» Task prompt
Every line of the following records that includes "name" should be copied.

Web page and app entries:
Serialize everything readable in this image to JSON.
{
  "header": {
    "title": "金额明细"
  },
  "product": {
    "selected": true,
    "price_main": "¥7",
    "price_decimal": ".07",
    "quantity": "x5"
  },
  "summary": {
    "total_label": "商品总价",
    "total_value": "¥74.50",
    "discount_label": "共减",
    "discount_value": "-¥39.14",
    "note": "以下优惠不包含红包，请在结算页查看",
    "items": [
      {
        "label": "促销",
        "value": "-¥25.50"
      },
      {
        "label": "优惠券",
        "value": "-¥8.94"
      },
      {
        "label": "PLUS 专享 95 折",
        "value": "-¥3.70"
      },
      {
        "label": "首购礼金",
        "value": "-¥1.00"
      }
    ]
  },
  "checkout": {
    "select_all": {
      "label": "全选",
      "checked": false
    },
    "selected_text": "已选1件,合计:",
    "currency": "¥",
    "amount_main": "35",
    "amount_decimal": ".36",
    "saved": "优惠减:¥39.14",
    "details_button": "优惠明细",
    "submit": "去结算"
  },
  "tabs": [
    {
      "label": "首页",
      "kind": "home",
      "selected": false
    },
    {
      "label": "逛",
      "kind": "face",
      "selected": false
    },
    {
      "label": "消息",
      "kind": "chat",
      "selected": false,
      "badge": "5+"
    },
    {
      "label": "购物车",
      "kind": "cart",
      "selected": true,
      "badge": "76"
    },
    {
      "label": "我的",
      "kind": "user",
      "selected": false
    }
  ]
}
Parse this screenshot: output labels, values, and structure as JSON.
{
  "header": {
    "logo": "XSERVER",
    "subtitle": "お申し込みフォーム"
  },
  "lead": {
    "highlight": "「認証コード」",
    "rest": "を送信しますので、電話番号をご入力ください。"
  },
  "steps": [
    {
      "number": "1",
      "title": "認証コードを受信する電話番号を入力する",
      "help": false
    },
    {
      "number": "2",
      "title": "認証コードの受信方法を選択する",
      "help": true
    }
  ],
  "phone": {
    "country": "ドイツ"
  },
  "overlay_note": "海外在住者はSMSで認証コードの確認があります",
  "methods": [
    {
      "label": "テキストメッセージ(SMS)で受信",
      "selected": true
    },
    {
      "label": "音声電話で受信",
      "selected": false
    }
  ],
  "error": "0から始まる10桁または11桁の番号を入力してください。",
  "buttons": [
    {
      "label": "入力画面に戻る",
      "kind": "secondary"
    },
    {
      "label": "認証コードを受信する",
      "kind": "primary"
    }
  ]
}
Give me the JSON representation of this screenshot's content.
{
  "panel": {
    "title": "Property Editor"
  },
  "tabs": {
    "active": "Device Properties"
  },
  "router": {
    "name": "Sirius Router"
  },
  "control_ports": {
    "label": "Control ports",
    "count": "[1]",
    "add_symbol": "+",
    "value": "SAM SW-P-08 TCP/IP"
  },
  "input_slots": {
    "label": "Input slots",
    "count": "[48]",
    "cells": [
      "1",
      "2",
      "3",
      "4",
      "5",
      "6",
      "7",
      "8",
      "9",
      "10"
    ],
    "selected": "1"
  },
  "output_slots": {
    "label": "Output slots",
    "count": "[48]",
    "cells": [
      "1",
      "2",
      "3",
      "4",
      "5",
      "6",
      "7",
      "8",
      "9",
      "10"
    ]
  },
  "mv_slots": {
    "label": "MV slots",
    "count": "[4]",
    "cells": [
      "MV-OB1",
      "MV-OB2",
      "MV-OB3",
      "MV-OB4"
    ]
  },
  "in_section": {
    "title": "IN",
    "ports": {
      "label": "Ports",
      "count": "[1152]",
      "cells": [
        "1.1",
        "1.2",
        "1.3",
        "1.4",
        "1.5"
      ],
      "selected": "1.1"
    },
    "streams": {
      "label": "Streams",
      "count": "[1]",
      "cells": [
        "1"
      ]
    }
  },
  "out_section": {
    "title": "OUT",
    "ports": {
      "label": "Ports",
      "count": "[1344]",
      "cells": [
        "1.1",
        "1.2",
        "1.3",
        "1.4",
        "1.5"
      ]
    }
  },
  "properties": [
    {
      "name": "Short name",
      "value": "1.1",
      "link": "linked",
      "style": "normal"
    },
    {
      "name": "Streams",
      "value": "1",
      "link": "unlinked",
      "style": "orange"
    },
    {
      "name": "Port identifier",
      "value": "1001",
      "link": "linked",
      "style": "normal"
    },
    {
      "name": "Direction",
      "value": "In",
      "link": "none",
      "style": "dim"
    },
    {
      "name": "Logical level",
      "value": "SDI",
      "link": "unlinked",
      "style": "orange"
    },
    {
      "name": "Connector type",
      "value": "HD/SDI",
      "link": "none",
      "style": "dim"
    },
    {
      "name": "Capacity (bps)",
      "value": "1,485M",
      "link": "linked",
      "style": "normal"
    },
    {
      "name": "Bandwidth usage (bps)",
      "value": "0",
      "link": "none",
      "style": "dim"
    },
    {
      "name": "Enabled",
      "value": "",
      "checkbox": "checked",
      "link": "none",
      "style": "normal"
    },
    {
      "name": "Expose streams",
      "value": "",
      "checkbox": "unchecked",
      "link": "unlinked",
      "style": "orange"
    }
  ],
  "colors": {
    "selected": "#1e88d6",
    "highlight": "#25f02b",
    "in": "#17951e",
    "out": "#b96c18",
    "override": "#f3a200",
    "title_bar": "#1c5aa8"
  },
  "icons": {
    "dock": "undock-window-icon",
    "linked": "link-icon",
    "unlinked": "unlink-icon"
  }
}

» Solution to the exercise
    "name": "Sirius Router"
      "name": "Short name",
      "name": "Streams",
      "name": "Port identifier",
      "name": "Direction",
      "name": "Logical level",
      "name": "Connector type",
      "name": "Capacity (bps)",
      "name": "Bandwidth usage (bps)",
      "name": "Enabled",
      "name": "Expose streams",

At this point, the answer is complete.